Task: Go through the lines below one by one and count those holding the string "Output". Give the count alone.

==========

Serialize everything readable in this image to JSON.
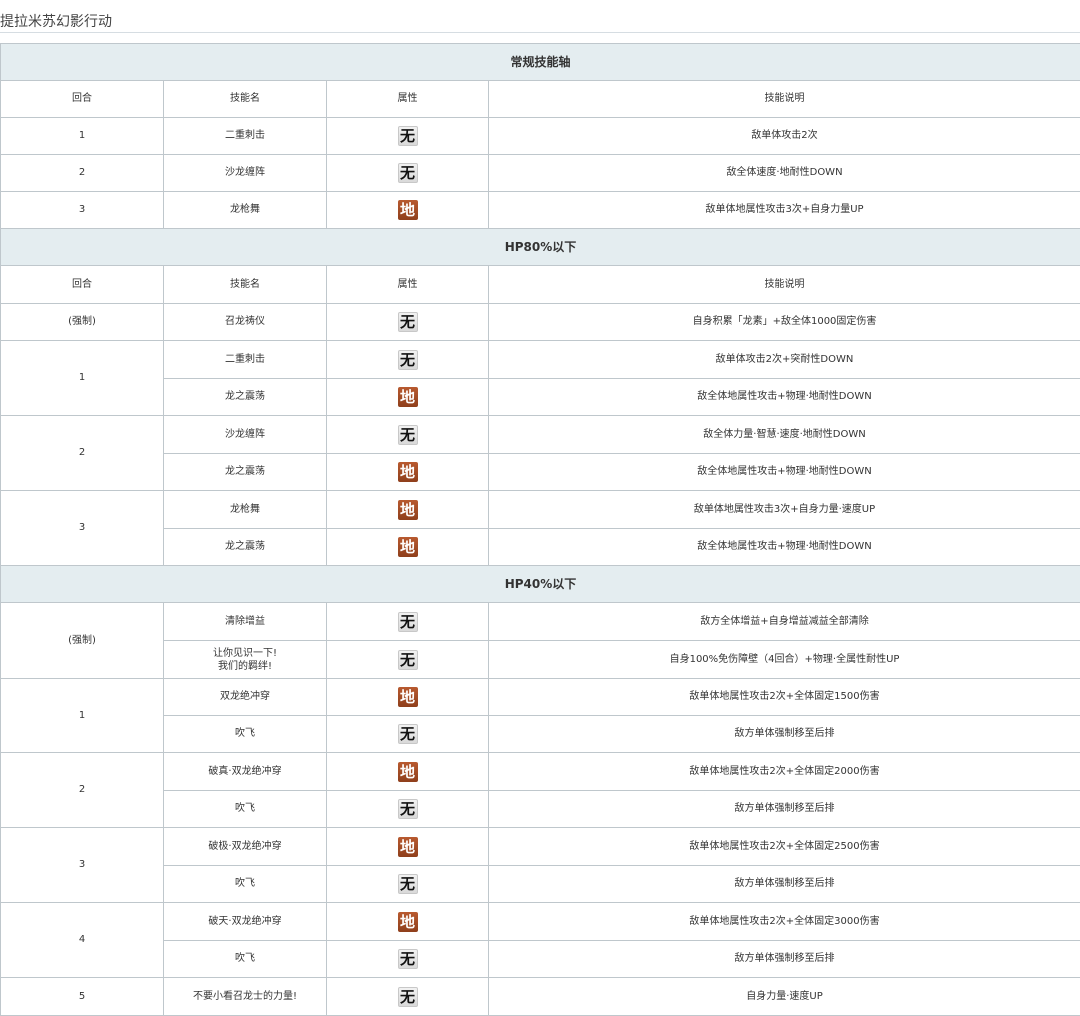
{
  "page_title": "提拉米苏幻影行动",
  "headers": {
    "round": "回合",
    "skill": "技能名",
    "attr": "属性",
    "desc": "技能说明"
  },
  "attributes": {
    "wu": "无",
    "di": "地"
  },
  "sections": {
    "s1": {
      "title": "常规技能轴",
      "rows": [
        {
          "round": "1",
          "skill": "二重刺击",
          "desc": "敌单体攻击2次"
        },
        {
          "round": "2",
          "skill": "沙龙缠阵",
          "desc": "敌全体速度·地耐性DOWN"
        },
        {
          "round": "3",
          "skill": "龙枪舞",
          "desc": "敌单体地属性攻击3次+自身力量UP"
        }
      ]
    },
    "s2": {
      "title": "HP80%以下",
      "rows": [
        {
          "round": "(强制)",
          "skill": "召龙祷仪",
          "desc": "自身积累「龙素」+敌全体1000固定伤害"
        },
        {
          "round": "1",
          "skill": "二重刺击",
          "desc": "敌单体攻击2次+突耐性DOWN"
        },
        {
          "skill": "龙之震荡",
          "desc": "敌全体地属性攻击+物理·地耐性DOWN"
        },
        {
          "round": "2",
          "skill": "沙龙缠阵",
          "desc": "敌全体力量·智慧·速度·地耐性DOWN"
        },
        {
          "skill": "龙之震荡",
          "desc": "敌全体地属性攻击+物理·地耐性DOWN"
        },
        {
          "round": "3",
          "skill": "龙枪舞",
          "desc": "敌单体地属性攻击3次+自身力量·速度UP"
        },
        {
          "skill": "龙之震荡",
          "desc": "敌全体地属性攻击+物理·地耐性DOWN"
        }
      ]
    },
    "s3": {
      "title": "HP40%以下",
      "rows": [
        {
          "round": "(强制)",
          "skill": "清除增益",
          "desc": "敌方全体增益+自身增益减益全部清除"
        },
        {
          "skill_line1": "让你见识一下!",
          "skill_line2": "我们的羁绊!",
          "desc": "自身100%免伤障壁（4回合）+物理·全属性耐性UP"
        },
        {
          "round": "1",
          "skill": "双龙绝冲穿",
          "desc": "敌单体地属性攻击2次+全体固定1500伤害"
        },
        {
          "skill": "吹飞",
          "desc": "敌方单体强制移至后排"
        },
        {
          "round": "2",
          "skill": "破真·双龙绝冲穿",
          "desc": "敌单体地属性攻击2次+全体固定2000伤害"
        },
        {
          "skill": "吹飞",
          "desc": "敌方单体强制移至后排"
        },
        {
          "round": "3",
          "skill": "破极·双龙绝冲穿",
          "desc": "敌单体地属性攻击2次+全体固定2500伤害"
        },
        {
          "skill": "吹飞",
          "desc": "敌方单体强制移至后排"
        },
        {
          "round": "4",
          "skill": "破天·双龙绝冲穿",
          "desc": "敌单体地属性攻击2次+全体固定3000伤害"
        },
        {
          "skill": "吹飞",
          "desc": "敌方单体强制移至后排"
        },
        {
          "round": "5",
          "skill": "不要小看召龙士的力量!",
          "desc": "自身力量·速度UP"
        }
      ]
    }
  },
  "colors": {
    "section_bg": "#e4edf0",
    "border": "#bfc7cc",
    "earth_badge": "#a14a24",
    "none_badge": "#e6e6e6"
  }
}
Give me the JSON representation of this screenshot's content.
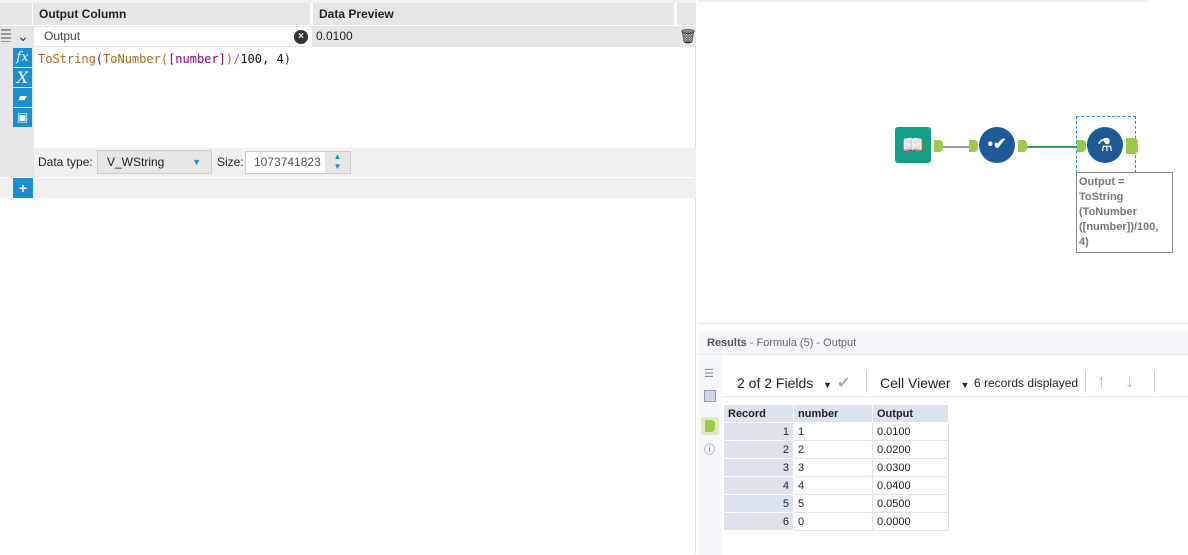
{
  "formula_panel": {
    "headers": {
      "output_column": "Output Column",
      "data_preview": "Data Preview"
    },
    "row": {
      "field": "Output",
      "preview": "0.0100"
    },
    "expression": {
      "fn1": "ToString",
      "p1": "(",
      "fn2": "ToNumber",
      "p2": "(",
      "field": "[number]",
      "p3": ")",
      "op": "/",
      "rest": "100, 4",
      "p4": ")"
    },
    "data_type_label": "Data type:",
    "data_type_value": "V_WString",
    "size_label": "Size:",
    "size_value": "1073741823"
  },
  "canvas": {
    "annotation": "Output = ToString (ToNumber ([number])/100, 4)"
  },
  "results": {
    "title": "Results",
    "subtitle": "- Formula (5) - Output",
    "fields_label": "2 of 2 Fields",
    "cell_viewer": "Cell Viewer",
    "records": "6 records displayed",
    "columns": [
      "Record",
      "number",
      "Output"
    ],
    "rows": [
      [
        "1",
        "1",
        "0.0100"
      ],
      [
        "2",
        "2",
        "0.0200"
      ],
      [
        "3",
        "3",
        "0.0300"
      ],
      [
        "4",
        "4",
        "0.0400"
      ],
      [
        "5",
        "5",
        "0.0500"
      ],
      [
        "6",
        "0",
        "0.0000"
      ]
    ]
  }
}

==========

Response to this exercise: 5